Growing up in Rio de Janeiro, Brazil, 25-year-old surfing phenom Maya Gabeira spent plenty of time on the beach. But working on her suntan grew tiresome, so she decided to try surfing as a teenager. It didn’t take long for Gabeira to get hooked, and when she moved to Hawaii at the age of 17, she first encountered the giant waves that she’s become so well-known for conquering. Gabeira, who is now regarded as one of the best female big wave surfers in the world, currently lives on the North Shore of Oahu, Hawaii, and spends around five hours a day in the water. Although her father, politician Fernando Gabeira, is a founding member of Brazil’s Green Party, she hasn’t dived into politics just yet. But she is a natural ocean conservationist, and she filmed a public service announcement for Oceana. We caught up with her in between waves.
Can you describe the feeling of surfing a big wave?
Riding a big wave is a very unique sensation. When you do catch that big wave and you conquer it, it’s quite an amazing feeling. And I get to take in every second of that experience. And it empowers me because I went along with such a powerful force without fighting it and I am able to benefit from that.
Describe your connection to the ocean.
To be very honest when I was fourteen and I started surfing, it was a very scary place to me and a very uncontrolled environment that I knew very little of. I’ve spent a lot of time in the ocean since then, so I feel much more comfortable nowadays.

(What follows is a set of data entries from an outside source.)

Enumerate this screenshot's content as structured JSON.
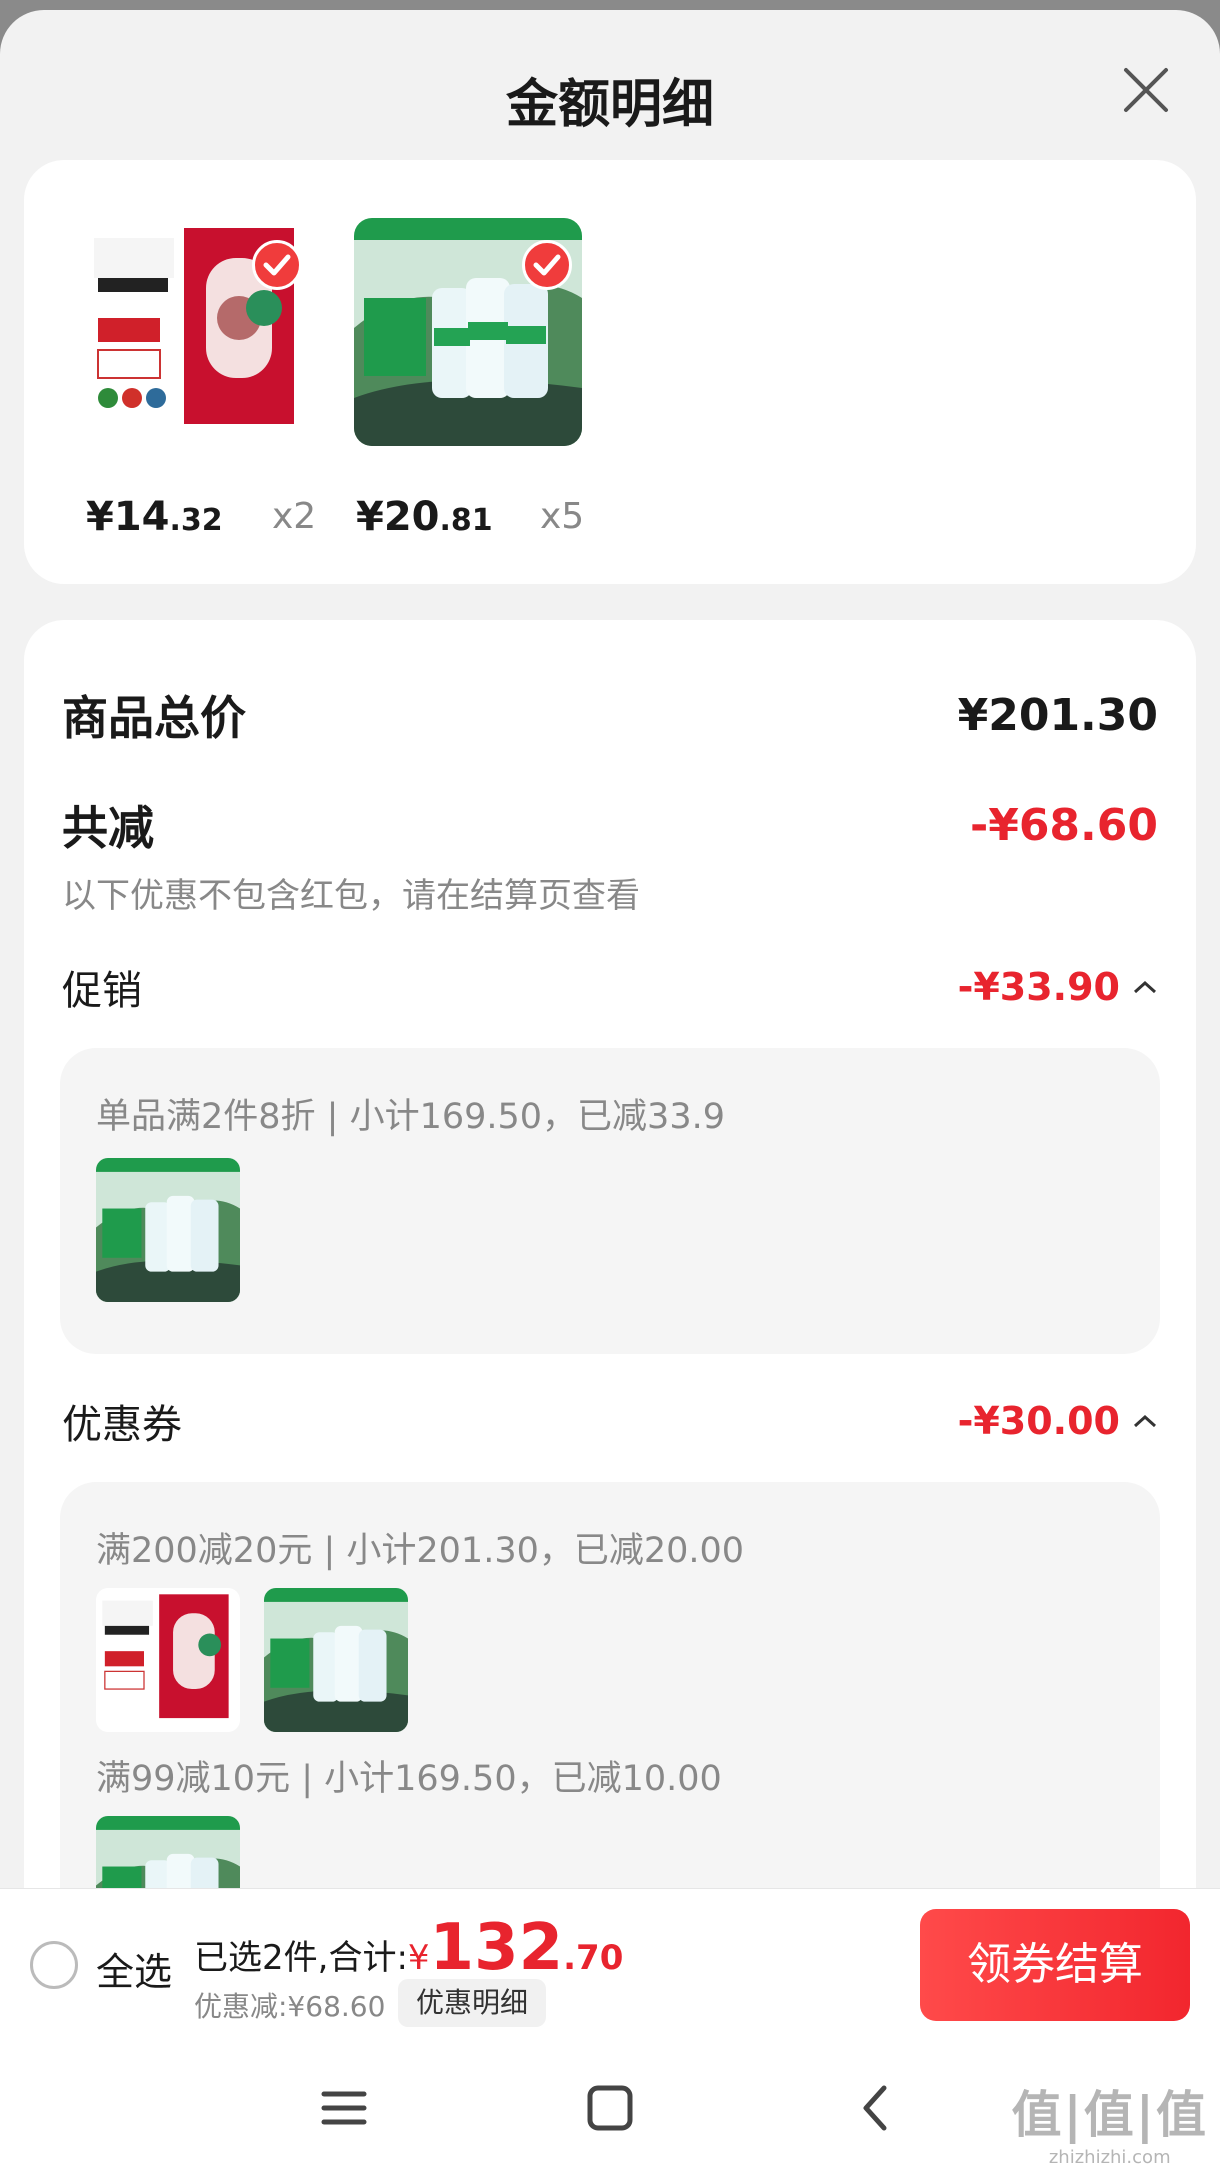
{
  "header": {
    "title": "金额明细",
    "close_icon": "close-icon"
  },
  "products": [
    {
      "price_int": "¥14",
      "price_dec": ".32",
      "qty": "x2",
      "checked": true
    },
    {
      "price_int": "¥20",
      "price_dec": ".81",
      "qty": "x5",
      "checked": true
    }
  ],
  "summary_card": {
    "total_label": "商品总价",
    "total_value": "¥201.30",
    "reduce_label": "共减",
    "reduce_value": "-¥68.60",
    "note": "以下优惠不包含红包，请在结算页查看",
    "promo": {
      "label": "促销",
      "value": "-¥33.90",
      "lines": [
        "单品满2件8折 | 小计169.50，已减33.9"
      ]
    },
    "coupon": {
      "label": "优惠券",
      "value": "-¥30.00",
      "lines": [
        "满200减20元 | 小计201.30，已减20.00",
        "满99减10元 | 小计169.50，已减10.00"
      ]
    }
  },
  "bottom_bar": {
    "select_all": "全选",
    "selected_text": "已选2件,合计:",
    "currency": "¥",
    "total_int": "132",
    "total_dec": ".70",
    "discount_text": "优惠减:¥68.60",
    "detail_button": "优惠明细",
    "checkout_button": "领券结算"
  },
  "colors": {
    "accent": "#e8242e",
    "background": "#f2f2f2"
  },
  "navbar": {
    "icons": [
      "menu-icon",
      "home-square-icon",
      "back-icon"
    ]
  },
  "watermark": {
    "mark": "值|值|值",
    "url": "zhizhizhi.com"
  }
}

And it definitely has become one of the places I go to when I just need to clear my mind. It always refreshes me.
Why do you care about protecting the ocean?
There are so many reasons why I really care about everything that Oceana is doing and everything that is done to protect the oceans. First of all, the ocean is where I work and it’s basically where I live. I get to experience the ocean when it’s the most powerful, when the waves are giant, after big storms have hit the coast and we jump in the water and we get to surf it. And that’s incredible, but we have to realize that it’s fragile too, because we’re destroying it. All of us have to get together and protect it because, even though it looks really strong and it is at times, it’s not going to save itself.
Any especially memorable moments on the water?
I was in Cape Town, surfing a place called Dungeons, where I surfed my biggest wave ever: recorded at 45 feet. It was one of the days that everything could have gone wrong, because I started the day off with my tow partner almost drowning and I ended up being able to rescue him. He was really out of breath and he was looking really damaged for the day. And somehow he recovered, and I decided to go back out there after maybe three or four hours of feeling really defeated by the ocean. But this time around we put ourselves together as a team and we decided that I should go and try again and that’s when I got the biggest wave of my life.